BUFFALO – During Sabres general manager Jason Botterill’s tenure running Pittsburgh’s top affiliate, the Wilkes-Barres/Scranton Penguins signed an undersized college winger named Conor Sheary to an AHL tryout.
Today, Sheary, 26, has two Stanley Cups and 48 goals on an impressive NHL resume. But barely four years ago, he was an unknown just looking for a pro opportunity after playing four NCAA seasons at the University of Massachusetts.
The speedy Sheary, whom the Sabres acquired Wednesday with defenseman Matt Hunwick, quickly earned an NHL contract, scoring six goals in the AHL playoffs. Then within about a year he developed into one of the Penguins’ top wingers, often flanking superstar Sidney Crosby on the left.
In trading a conditional fourth-round pick in 2019, the Sabres addressed two needs: scoring on the wing and defense depth. The Penguins, meanwhile, cleared valuable cap space for free agency.
With the Sabres, expect Sheary to play beside No. 1 center Jack Eichel.
“Being a part of Pittsburgh’s organization there was a success story (with Sheary),” Botterill said inside HarborCenter, where the Sabres are holding development camp. “An AHL-contracted kid who performed very well in the AHL playoffs and then gets an opportunity to step into the National Hockey League and play with skilled players and help them win Stanley Cups. That’s what gets us excited about our situation here.
“He can … play with one of our offensive centermen, finish off chances from them, but also get in on the forecheck, get pucks to our centermen.”
The 5-foot-8, 175-pound Sheary can also score even-strength goals. The Sabres ranked last in 2017-18 in that category. Sheary has scored 44 times at even strength. Overall, he has 93 points in 184 NHL appearances.
“We knew that we had try to get more scoring from our wingers,” Botterill said. “What I always liked about Conor’s game was he’s played in playoff situations, he’s had success winning two Stanley Cups in Pittsburgh. I think especially even strength, he creates a lot of chances out there.”
Having played 57 playoff games and spent so much time beside Crosby, Sheary possesses valuable experience the Sabres sorely need.
“He knows how to play in pressure situations against other teams’ top defenders, top players,” Botterill said. “We’ve talked a lot about that here, bringing in players who have playoff experience.
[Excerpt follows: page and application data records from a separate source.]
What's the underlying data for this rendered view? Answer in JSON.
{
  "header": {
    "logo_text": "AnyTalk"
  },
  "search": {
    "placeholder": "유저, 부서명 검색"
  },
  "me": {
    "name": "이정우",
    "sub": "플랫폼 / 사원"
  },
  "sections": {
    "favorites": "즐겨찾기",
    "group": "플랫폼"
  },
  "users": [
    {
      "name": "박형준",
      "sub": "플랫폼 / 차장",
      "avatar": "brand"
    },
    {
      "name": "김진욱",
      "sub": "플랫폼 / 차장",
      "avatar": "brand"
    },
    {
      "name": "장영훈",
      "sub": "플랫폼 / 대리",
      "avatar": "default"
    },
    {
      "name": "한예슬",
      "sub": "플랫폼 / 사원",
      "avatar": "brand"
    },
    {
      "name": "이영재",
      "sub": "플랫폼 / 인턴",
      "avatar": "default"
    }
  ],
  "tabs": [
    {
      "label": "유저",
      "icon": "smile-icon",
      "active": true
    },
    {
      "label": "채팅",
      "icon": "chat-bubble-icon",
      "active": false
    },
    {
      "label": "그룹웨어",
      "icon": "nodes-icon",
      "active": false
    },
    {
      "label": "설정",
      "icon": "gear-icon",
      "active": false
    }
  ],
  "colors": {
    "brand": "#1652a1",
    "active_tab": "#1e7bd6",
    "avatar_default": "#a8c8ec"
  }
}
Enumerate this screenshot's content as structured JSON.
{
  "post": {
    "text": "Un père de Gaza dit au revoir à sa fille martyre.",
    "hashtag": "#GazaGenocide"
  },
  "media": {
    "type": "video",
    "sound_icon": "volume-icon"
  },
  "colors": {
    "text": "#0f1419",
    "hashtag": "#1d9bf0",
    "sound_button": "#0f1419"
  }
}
It’s why we were interested in bringing in (Marco) Scandella and (Jason) Pominville last year.”
In Hunwick, 33, Botterill said the Sabres acquired a veteran defender known for his professionalism and mobility on the blue line. After being selected in the seventh round, 224th overall, in 2004, Hunwick has played 521 NHL games for five teams.
“I’ve always been impressed from afar (with) how he’s handled himself, how he’s taken care of himself off the ice,” said Botterill, who, like Hunwick, played at Michigan. “(He’s) a late-round pick who found a way to play in the National Hockey League.”
The 5-foot-11, 200-pound defenseman has compiled 25 goals and 117 points since breaking into the NHL in 2007-08. He has also played for the Boston Bruins, Colorado Avalanche, New York Rangers and Toronto Maple Leafs.
The pick the Sabres traded can become a third-rounder, according to TSN.
Sheary has two years with a $3 million cap hit left on his contract. Hunwick, meanwhile, has two years with a $2.25 million hit remaining.
Wednesday’s trade, of course, could be just the first Botterill pulls off. Most notably, they need a goalie.
Rumors are swirling the Sabres will deal versatile center Ryan O’Reilly, a former NHL All-Star.
“You have a ton of rumors right now on Ryan and I think a lot of them are very creative,” Botterill said. “I would just say, from Day One, we’ve been very happy with Ryan being a part of our group and we’ve said before that it’s no surprise that teams are calling (on) him.
“He has a great reputation throughout the National Hockey League and especially (with) what he’s accomplished in international hockey. So I understand why people call on it, but the validity of a lot of the rumors are simply untrue.”